Governance (management) in this sense is a kind of effective persuasion of the governed party (the student, the fry cook, etc.) to exercise his or her agency to perform the necessary functions of the institution (school, fast-food place) without being subjected to constant external pressure. Insofar as governance is an art or a science, it is through recognizing and anticipating resistance, and preventing or containing disruption. (Some remarks by Gramsci on hegemony and resistance also apply here, but really just barely.)
“Cool sell” advertising counts as governance, in Serazio’s book, because it tries to neutralize public fatigue from advertisement overload -- so that we’re still incited to spend money and think well of a brand. That’s the common denominator of viral marketing, crowdsourced publicity campaigns, plebiscites on snack-food availability, and so on.
It occasionally sounds like Serazio is criticizing these methods as manipulative, but I suspect that’s actually high praise, like when one horror fan tells another that a torture scene in "Hostel" gave him nightmares.
Which brings us back, as promised, to Subservient Chicken, whose role in promoting the Burger King menu remains oblique at best.
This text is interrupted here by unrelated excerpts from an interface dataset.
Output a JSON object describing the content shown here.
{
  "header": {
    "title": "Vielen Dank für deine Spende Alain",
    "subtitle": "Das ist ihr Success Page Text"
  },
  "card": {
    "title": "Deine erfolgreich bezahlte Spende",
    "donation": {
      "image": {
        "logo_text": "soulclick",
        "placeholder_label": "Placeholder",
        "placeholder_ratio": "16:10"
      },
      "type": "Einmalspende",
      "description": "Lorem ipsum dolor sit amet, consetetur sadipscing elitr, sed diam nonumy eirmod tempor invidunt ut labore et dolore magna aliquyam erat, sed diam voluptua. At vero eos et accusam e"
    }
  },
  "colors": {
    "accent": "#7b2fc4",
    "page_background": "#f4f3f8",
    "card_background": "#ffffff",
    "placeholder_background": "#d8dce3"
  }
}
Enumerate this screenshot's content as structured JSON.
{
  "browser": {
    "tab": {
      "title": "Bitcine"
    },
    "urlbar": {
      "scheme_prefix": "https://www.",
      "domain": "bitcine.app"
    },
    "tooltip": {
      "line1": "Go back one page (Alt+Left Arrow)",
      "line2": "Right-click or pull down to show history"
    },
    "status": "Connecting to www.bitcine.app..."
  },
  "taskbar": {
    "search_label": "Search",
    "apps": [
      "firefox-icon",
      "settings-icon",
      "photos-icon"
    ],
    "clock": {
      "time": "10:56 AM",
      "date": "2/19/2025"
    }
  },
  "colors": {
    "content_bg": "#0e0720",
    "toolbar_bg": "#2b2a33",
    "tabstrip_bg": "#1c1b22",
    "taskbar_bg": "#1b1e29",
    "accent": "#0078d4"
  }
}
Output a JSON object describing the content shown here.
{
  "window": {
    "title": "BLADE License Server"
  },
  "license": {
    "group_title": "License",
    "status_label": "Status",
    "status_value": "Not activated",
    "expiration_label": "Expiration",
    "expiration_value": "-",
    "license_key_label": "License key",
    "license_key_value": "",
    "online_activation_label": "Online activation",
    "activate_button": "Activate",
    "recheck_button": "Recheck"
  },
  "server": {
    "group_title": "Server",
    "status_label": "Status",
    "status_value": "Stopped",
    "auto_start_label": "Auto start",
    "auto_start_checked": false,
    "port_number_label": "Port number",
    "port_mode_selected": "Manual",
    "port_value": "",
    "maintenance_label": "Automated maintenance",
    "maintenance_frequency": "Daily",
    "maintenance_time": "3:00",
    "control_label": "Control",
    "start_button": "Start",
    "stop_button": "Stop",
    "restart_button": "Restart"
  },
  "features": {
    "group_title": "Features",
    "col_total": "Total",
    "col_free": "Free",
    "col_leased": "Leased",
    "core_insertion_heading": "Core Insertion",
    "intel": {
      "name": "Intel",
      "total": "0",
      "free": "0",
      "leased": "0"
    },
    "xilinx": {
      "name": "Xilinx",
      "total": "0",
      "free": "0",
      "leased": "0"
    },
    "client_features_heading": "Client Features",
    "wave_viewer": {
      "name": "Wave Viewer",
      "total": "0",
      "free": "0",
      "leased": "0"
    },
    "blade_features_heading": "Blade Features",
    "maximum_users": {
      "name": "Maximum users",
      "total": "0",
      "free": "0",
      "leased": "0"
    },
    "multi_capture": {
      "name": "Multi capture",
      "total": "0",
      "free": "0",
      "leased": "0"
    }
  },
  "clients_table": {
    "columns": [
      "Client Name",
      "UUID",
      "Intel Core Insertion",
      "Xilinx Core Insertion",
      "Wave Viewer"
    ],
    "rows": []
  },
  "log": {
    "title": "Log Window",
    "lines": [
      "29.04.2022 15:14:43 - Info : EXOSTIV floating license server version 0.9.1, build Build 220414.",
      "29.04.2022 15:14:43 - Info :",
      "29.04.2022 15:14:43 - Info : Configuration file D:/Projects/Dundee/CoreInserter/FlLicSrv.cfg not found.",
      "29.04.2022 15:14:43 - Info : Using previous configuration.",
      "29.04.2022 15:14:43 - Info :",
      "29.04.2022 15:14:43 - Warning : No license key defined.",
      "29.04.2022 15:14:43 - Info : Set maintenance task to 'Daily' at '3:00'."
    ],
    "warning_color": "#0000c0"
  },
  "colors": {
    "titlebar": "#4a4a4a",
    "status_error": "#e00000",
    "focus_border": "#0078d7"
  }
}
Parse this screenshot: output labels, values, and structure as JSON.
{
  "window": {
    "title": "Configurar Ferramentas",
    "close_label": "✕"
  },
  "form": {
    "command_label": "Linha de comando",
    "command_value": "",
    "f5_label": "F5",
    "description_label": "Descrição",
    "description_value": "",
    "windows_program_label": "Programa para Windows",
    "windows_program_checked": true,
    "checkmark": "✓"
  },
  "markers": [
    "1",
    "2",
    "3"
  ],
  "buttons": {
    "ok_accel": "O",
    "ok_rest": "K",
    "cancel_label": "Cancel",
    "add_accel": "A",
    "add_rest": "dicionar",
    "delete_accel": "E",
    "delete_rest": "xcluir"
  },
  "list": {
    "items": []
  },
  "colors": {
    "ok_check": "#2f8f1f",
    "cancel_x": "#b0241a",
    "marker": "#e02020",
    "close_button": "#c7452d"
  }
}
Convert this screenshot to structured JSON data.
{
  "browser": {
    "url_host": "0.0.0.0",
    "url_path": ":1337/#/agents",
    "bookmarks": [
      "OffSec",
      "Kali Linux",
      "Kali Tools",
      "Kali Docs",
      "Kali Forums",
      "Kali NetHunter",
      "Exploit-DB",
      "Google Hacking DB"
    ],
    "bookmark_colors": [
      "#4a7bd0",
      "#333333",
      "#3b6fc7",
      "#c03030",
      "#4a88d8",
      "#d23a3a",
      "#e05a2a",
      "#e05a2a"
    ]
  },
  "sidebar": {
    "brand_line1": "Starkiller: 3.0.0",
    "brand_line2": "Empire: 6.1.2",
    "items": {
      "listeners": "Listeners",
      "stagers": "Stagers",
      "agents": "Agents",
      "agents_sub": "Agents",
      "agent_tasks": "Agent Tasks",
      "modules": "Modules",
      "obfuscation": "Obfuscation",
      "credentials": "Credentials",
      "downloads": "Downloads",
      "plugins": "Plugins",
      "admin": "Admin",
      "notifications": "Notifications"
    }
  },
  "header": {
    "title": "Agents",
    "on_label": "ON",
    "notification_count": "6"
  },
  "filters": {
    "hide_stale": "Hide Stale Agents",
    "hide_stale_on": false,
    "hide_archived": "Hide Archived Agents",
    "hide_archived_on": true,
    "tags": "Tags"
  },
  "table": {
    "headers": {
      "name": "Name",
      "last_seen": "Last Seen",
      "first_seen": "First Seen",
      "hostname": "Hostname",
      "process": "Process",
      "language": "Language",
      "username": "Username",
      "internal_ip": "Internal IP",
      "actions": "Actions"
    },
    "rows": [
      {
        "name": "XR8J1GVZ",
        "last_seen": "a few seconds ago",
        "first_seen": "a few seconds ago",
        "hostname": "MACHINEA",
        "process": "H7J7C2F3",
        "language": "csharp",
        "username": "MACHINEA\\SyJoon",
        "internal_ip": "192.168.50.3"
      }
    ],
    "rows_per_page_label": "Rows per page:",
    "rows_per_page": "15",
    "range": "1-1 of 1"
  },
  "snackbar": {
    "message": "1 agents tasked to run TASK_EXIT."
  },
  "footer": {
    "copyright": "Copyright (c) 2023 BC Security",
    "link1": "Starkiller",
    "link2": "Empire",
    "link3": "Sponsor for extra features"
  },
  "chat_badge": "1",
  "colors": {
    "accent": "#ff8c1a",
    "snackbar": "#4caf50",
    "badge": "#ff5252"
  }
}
But he undeniably garnered an enormous amount of attention -- 20 million distinct viewers generating half a billion hits. “By filming hundreds of video clips of a man in a chicken suit,” the author says, “and writing code for a database of terms that would respond to keyword commands for the Chicken to perform those videotaped actions, [the advertising agency] concocted something that was, its own words, ‘so creepy, weird and well-executed that many people who visited… thought they were actually controlling this person in a chicken suit in real life.’ ” I can’t help feeling this calls for more extensive Foucauldian analysis, but I won’t be sticking around to see how that turns out.